**Directions**
For every line in the data below that contains "words", copy the line.

**Records supplied**
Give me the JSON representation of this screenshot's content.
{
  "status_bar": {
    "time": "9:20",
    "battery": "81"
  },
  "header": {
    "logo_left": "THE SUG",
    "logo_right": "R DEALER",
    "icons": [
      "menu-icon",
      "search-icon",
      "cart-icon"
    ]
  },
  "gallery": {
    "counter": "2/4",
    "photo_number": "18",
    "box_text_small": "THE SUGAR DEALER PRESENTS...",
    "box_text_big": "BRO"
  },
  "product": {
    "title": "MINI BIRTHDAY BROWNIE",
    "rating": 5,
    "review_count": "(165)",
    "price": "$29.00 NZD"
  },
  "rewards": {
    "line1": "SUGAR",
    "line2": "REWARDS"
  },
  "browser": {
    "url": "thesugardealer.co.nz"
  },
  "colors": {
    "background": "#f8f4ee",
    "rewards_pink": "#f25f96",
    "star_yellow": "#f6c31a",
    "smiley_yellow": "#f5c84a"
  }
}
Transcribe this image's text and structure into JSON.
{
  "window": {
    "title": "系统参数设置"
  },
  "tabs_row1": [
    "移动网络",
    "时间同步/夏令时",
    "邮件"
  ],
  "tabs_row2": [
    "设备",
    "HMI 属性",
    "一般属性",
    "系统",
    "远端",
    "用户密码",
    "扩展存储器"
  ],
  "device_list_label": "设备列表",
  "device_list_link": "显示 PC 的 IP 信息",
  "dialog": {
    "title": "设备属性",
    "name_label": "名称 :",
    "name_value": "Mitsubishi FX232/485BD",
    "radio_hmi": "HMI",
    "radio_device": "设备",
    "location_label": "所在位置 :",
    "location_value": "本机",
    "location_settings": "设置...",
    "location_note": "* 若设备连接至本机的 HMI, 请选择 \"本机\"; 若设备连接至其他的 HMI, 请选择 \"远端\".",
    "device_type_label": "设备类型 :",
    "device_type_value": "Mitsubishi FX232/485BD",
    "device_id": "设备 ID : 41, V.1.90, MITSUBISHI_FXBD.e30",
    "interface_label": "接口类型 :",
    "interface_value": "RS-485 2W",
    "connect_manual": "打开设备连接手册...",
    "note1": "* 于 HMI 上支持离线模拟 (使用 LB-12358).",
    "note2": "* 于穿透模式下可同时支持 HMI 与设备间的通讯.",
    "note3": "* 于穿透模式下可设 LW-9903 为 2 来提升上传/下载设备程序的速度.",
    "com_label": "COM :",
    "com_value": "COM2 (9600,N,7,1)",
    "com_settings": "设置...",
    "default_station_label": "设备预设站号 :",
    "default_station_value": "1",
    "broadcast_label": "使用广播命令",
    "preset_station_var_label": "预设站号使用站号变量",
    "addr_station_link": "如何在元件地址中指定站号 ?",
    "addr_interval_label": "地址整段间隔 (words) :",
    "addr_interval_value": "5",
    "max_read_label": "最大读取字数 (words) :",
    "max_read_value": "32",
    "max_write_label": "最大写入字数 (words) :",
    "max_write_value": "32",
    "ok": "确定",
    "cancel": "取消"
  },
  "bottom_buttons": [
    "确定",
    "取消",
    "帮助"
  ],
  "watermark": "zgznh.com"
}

**Solution**
    "addr_interval_label": "地址整段间隔 (words) :",
    "max_read_label": "最大读取字数 (words) :",
    "max_write_label": "最大写入字数 (words) :",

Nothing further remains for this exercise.